(Element data from apps and pages)

┏━━

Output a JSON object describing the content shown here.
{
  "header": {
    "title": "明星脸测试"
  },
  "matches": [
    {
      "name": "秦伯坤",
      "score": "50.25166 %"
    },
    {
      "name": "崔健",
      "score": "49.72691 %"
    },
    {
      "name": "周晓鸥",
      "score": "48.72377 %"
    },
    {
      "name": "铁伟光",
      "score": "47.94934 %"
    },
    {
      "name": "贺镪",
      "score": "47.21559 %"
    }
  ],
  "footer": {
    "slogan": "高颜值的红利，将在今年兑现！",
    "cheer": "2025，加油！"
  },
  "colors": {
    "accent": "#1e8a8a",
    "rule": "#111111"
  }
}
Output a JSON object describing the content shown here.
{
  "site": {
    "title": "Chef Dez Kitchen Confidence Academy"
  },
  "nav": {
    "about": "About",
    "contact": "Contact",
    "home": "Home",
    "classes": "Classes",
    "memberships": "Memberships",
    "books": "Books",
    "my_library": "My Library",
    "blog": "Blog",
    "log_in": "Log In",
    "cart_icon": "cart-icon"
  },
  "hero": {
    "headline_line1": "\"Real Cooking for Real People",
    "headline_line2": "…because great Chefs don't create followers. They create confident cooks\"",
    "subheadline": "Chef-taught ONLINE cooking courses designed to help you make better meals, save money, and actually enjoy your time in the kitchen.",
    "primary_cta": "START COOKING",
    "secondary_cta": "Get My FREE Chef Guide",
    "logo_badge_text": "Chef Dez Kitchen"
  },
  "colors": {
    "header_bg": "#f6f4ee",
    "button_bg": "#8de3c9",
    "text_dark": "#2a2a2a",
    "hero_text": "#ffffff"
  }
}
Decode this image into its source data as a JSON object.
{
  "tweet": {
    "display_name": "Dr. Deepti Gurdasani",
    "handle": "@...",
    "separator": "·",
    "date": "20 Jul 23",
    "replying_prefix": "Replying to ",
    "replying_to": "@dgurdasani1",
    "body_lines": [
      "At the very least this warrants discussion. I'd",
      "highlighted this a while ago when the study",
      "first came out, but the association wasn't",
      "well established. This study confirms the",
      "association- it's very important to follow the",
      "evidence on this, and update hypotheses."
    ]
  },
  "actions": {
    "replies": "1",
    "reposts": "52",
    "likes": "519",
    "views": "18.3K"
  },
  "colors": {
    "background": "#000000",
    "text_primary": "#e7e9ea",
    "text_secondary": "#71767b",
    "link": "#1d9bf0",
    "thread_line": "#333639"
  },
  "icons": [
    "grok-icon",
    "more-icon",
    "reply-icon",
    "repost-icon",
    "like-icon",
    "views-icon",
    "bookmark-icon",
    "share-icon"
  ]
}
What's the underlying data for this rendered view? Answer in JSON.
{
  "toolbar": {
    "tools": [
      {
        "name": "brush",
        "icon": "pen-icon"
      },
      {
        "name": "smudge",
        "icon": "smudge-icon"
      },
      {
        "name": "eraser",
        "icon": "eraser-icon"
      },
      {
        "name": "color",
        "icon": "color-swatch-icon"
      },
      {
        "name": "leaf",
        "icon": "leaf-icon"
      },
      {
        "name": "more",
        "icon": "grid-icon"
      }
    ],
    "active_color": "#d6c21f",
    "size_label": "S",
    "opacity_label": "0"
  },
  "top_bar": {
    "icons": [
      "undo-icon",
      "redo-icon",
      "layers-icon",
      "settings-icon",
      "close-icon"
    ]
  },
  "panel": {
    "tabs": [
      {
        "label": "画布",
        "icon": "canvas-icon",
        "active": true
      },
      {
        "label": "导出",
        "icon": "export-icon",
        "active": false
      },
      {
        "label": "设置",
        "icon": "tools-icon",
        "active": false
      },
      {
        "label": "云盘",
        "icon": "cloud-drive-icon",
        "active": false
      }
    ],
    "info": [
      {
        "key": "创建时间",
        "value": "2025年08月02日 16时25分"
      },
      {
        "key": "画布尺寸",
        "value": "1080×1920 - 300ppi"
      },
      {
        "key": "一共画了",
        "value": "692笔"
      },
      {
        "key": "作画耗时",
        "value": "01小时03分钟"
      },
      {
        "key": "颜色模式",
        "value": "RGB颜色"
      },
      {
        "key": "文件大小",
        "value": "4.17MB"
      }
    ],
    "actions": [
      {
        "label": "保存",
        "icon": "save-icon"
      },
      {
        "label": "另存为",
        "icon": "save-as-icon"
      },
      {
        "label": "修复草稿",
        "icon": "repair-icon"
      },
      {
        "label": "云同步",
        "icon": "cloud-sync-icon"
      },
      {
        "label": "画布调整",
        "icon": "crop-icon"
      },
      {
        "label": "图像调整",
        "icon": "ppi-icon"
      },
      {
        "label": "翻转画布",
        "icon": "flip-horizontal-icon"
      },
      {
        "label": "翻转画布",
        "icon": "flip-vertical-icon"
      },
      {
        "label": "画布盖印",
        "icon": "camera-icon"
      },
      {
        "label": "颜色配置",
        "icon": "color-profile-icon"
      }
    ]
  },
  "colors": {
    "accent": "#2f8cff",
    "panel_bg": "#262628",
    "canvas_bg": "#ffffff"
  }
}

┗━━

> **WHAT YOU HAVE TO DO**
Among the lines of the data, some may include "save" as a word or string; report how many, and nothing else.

> **TASK OUTPUT**
3